RECORD EXCERPTS Start Marker

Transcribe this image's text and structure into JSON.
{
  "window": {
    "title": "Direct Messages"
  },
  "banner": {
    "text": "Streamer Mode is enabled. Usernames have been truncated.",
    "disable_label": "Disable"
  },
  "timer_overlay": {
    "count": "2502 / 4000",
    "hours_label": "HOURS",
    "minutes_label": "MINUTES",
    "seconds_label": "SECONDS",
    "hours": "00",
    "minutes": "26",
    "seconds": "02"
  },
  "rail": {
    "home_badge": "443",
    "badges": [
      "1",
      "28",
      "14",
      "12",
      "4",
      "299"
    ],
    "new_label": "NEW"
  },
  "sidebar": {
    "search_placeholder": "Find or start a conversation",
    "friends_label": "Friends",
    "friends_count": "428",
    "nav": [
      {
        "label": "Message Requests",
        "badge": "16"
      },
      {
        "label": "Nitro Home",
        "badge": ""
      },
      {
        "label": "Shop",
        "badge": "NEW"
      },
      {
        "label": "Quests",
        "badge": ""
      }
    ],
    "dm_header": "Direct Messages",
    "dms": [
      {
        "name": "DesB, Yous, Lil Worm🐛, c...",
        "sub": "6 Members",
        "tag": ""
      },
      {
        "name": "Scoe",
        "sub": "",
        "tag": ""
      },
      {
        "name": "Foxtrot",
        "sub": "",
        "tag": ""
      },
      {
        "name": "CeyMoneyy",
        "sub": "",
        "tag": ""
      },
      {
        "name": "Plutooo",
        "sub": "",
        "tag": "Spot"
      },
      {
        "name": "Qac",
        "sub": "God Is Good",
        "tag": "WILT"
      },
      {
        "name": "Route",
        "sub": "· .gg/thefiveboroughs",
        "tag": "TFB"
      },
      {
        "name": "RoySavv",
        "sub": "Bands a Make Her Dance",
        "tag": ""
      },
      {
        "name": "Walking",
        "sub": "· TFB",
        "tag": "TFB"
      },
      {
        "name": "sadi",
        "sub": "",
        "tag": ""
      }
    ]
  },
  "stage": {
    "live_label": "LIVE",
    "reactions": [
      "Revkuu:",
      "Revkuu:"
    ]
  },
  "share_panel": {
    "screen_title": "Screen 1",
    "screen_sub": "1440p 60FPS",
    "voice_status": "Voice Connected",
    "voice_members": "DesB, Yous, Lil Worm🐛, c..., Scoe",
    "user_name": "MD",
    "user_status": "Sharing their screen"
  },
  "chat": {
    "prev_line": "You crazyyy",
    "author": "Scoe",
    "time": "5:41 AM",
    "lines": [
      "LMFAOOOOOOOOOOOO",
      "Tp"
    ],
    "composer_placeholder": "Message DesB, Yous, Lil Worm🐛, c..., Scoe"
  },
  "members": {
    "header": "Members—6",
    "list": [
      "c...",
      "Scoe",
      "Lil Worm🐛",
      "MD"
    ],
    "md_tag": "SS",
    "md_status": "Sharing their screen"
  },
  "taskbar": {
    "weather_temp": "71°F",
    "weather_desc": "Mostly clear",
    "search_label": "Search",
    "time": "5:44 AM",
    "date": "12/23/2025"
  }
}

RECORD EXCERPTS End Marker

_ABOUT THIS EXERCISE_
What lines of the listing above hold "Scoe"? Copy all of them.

_RESPONSE BOX_
        "name": "Scoe",
    "voice_members": "DesB, Yous, Lil Worm🐛, c..., Scoe",
    "author": "Scoe",
    "composer_placeholder": "Message DesB, Yous, Lil Worm🐛, c..., Scoe"
      "Scoe",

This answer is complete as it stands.